As you know, or maybe you don't, a trailer's receiver tube needs some lateral stability. Going down the highway, for example, it's being pulled in a straight line and it's not as critical. But when you're coming around a tight bend in a trail, hung up on rocks and going up a hill, the forces in the receiver tube get pretty crazy. So the trailer design must allow for all the tubes to share to load. Or as many as is reasonable. We connected the receiver tube about halfway down the crossmembers. Then we connected it to the side rails of the frame with angled 2" square sections. We'll reinforce the rear corners in the future.
But let's talk about mistakes first. I thought that I knew how I wanted to mount the interior walls to the frame. Because I got excited, I got ahead of myself. I cut and welded stuff on before I really took a step back to look at what I was doing. These brackets were aligned well and all; they were exactly where I intended to put them. But they just...well they looked bad.
I spent some time working on other areas (see previous posts on water and propane), trying my best not to look at these stupid brackets. Not just because they looked stupid, but because I didn't know how I wanted to resolve it, and I refused to think about cutting them off. Yeah, of course I finish-welded them on because simply tacking them in place would have been too simple to fix.
Finally, I'd run out of other stuff to do for a bit and I came up with a better solution. Then I mustered the will to admit my screw up which meant cutting them all off. The collateral was about 3 and a half cut-off disks and a sore back for the evening. But after that, I'd got back to where we wanted to be. Square #1, that is.
Then I made up a bunch of what I'm calling nut plates, although they're really more like nut angles. It just doesn't sound right. And then tacked them in place. From here on out everything gets tacked until we're done. In the end, it was only a minor setback which cost very little other than time and pride. But I'm sure the lesson will prove valuable moving forward.
"It's a dangerous business, Frodo, going out your door. You step onto the road, and if you don't keep your feet, there's no knowing where you might be swept off to."

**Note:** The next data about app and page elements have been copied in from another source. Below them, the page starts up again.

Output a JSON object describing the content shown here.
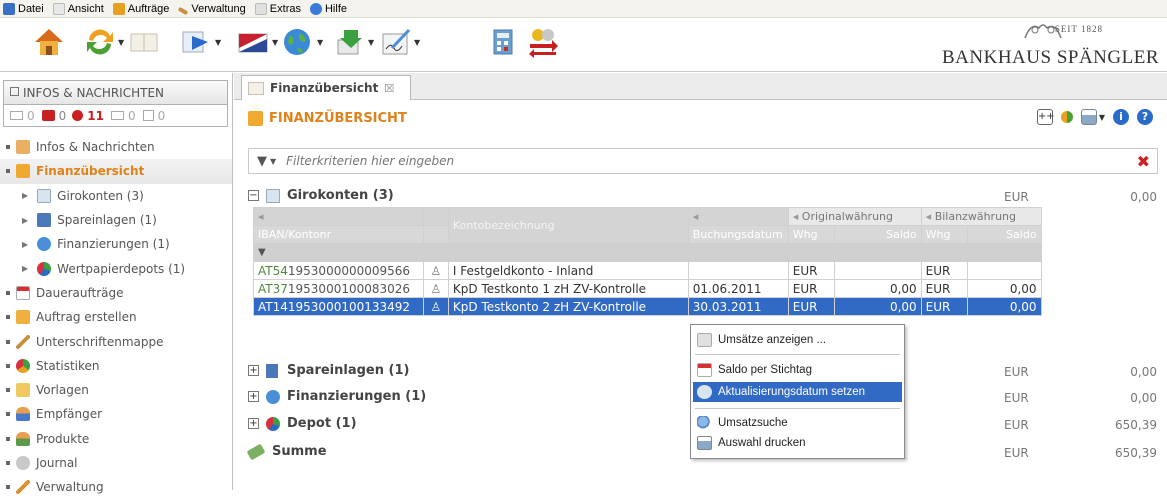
{
  "menubar": {
    "items": [
      {
        "label": "Datei",
        "color": "#3a6fc8"
      },
      {
        "label": "Ansicht",
        "color": "#e8e8e8"
      },
      {
        "label": "Aufträge",
        "color": "#e8a020"
      },
      {
        "label": "Verwaltung",
        "color": "#c89040"
      },
      {
        "label": "Extras",
        "color": "#d8d8d8"
      },
      {
        "label": "Hilfe",
        "color": "#3a7ad8"
      }
    ]
  },
  "toolbar": {
    "icons": [
      "home-icon",
      "refresh-icon",
      "book-icon",
      "transfer-icon",
      "flag-icon",
      "globe-icon",
      "download-icon",
      "signature-icon",
      "calculator-icon",
      "currency-exchange-icon"
    ]
  },
  "logo": {
    "top": "SEIT 1828",
    "main": "BANKHAUS SPÄNGLER"
  },
  "infos": {
    "header": "INFOS & NACHRICHTEN",
    "counts": [
      "0",
      "0",
      "11",
      "0",
      "0"
    ]
  },
  "nav": {
    "items": [
      {
        "label": "Infos & Nachrichten",
        "type": "top"
      },
      {
        "label": "Finanzübersicht",
        "type": "top",
        "active": true
      },
      {
        "label": "Girokonten (3)",
        "type": "sub"
      },
      {
        "label": "Spareinlagen (1)",
        "type": "sub"
      },
      {
        "label": "Finanzierungen (1)",
        "type": "sub"
      },
      {
        "label": "Wertpapierdepots (1)",
        "type": "sub"
      },
      {
        "label": "Daueraufträge",
        "type": "top"
      },
      {
        "label": "Auftrag erstellen",
        "type": "top"
      },
      {
        "label": "Unterschriftenmappe",
        "type": "top"
      },
      {
        "label": "Statistiken",
        "type": "top"
      },
      {
        "label": "Vorlagen",
        "type": "top"
      },
      {
        "label": "Empfänger",
        "type": "top"
      },
      {
        "label": "Produkte",
        "type": "top"
      },
      {
        "label": "Journal",
        "type": "top"
      },
      {
        "label": "Verwaltung",
        "type": "top"
      }
    ]
  },
  "tab": {
    "label": "Finanzübersicht",
    "close": "☒"
  },
  "page": {
    "title": "FINANZÜBERSICHT",
    "filter_placeholder": "Filterkriterien hier eingeben"
  },
  "sections": [
    {
      "label": "Girokonten (3)",
      "expander": "−",
      "currency": "EUR",
      "value": "0,00"
    },
    {
      "label": "Spareinlagen (1)",
      "expander": "+",
      "currency": "EUR",
      "value": "0,00"
    },
    {
      "label": "Finanzierungen (1)",
      "expander": "+",
      "currency": "EUR",
      "value": "0,00"
    },
    {
      "label": "Depot (1)",
      "expander": "+",
      "currency": "EUR",
      "value": "650,39"
    },
    {
      "label": "Summe",
      "expander": "",
      "currency": "EUR",
      "value": "650,39"
    }
  ],
  "grid": {
    "headers": {
      "original": "Originalwährung",
      "bilanz": "Bilanzwährung",
      "iban": "IBAN/Kontonr",
      "bezeichnung": "Kontobezeichnung",
      "datum": "Buchungsdatum",
      "whg": "Whg",
      "saldo": "Saldo"
    },
    "rows": [
      {
        "iban_a": "AT54",
        "iban_b": "1953000000009566",
        "name": "I Festgeldkonto - Inland",
        "date": "",
        "whg1": "EUR",
        "saldo1": "",
        "whg2": "EUR",
        "saldo2": ""
      },
      {
        "iban_a": "AT37",
        "iban_b": "1953000100083026",
        "name": "KpD Testkonto 1 zH ZV-Kontrolle",
        "date": "01.06.2011",
        "whg1": "EUR",
        "saldo1": "0,00",
        "whg2": "EUR",
        "saldo2": "0,00"
      },
      {
        "iban_a": "AT14",
        "iban_b": "1953000100133492",
        "name": "KpD Testkonto 2 zH ZV-Kontrolle",
        "date": "30.03.2011",
        "whg1": "EUR",
        "saldo1": "0,00",
        "whg2": "EUR",
        "saldo2": "0,00",
        "selected": true
      }
    ]
  },
  "context_menu": {
    "items": [
      {
        "label": "Umsätze anzeigen ...",
        "icon": "bookings-icon"
      },
      {
        "label": "Saldo per Stichtag",
        "icon": "calendar-icon"
      },
      {
        "label": "Aktualisierungsdatum setzen",
        "icon": "update-date-icon",
        "highlighted": true
      },
      {
        "label": "Umsatzsuche",
        "icon": "magnifier-icon"
      },
      {
        "label": "Auswahl drucken",
        "icon": "printer-icon"
      }
    ]
  },
  "colors": {
    "accent": "#e0821a",
    "selection": "#316ac5",
    "iban_green": "#4e8a3e",
    "remove": "#d02020"
  }
}
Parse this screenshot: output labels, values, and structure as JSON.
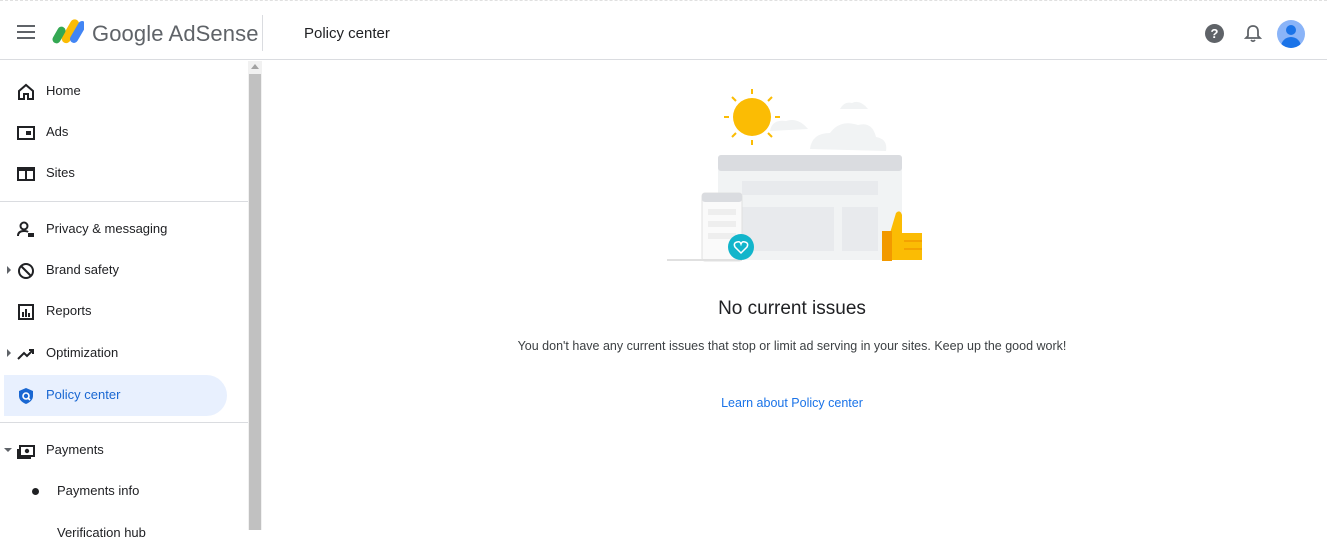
{
  "header": {
    "brand": "Google AdSense",
    "page_title": "Policy center"
  },
  "sidebar": {
    "items": [
      {
        "label": "Home",
        "icon": "home-icon"
      },
      {
        "label": "Ads",
        "icon": "ads-icon"
      },
      {
        "label": "Sites",
        "icon": "sites-icon"
      },
      {
        "label": "Privacy & messaging",
        "icon": "privacy-icon"
      },
      {
        "label": "Brand safety",
        "icon": "block-icon"
      },
      {
        "label": "Reports",
        "icon": "reports-icon"
      },
      {
        "label": "Optimization",
        "icon": "trending-icon"
      },
      {
        "label": "Policy center",
        "icon": "policy-shield-icon",
        "active": true
      },
      {
        "label": "Payments",
        "icon": "payments-icon"
      }
    ],
    "sub_items": [
      {
        "label": "Payments info"
      },
      {
        "label": "Verification hub"
      }
    ]
  },
  "main": {
    "title": "No current issues",
    "description": "You don't have any current issues that stop or limit ad serving in your sites. Keep up the good work!",
    "link": "Learn about Policy center"
  },
  "colors": {
    "accent": "#1a73e8",
    "active_bg": "#e8f0fe",
    "sun": "#fbbc04",
    "teal": "#12b5cb"
  }
}
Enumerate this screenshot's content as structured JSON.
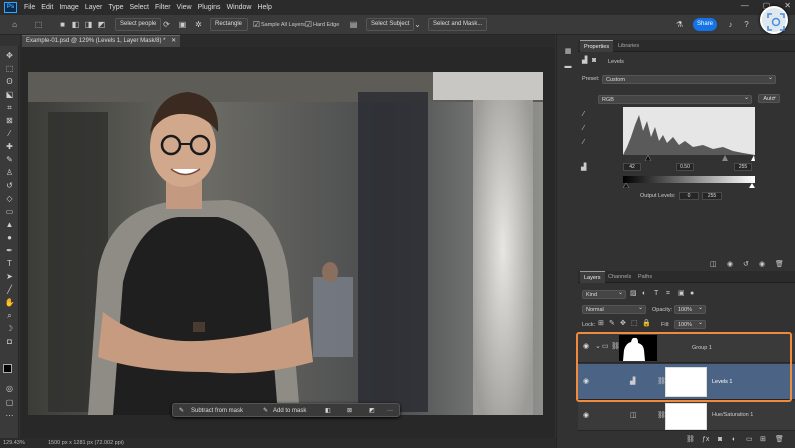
{
  "menubar": {
    "logo": "Ps",
    "items": [
      "File",
      "Edit",
      "Image",
      "Layer",
      "Type",
      "Select",
      "Filter",
      "View",
      "Plugins",
      "Window",
      "Help"
    ],
    "window_controls": [
      "—",
      "▢",
      "✕"
    ]
  },
  "options": {
    "select_people": "Select people",
    "mode": "Rectangle",
    "sample_all_layers": "Sample All Layers",
    "hard_edge": "Hard Edge",
    "select_subject": "Select Subject",
    "select_and_mask": "Select and Mask...",
    "share": "Share"
  },
  "document": {
    "tab_title": "Example-01.psd @ 129% (Levels 1, Layer Mask/8) *",
    "tab_close": "✕"
  },
  "mask_toolbar": {
    "subtract": "Subtract from mask",
    "add": "Add to mask",
    "more": "···"
  },
  "status": {
    "zoom": "129.43%",
    "size": "1500 px x 1281 px (72.002 ppi)"
  },
  "properties": {
    "tabs": [
      "Properties",
      "Libraries"
    ],
    "adjustment": "Levels",
    "preset_label": "Preset:",
    "preset_value": "Custom",
    "channel": "RGB",
    "auto": "Auto",
    "input_levels": [
      "42",
      "0.50",
      "255"
    ],
    "output_label": "Output Levels:",
    "output_levels": [
      "0",
      "255"
    ]
  },
  "layers": {
    "tabs": [
      "Layers",
      "Channels",
      "Paths"
    ],
    "kind": "Kind",
    "blend_mode": "Normal",
    "opacity_label": "Opacity:",
    "opacity": "100%",
    "lock_label": "Lock:",
    "fill_label": "Fill:",
    "fill": "100%",
    "items": [
      {
        "name": "Group 1"
      },
      {
        "name": "Levels 1"
      },
      {
        "name": "Hue/Saturation 1"
      }
    ]
  },
  "colors": {
    "accent": "#1473e6",
    "highlight": "#f08a3c",
    "selected_layer": "#4b6385"
  }
}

- Bilbo Baggins
We're just an adventure-loving couple with a puppy looking to share our stories with the world.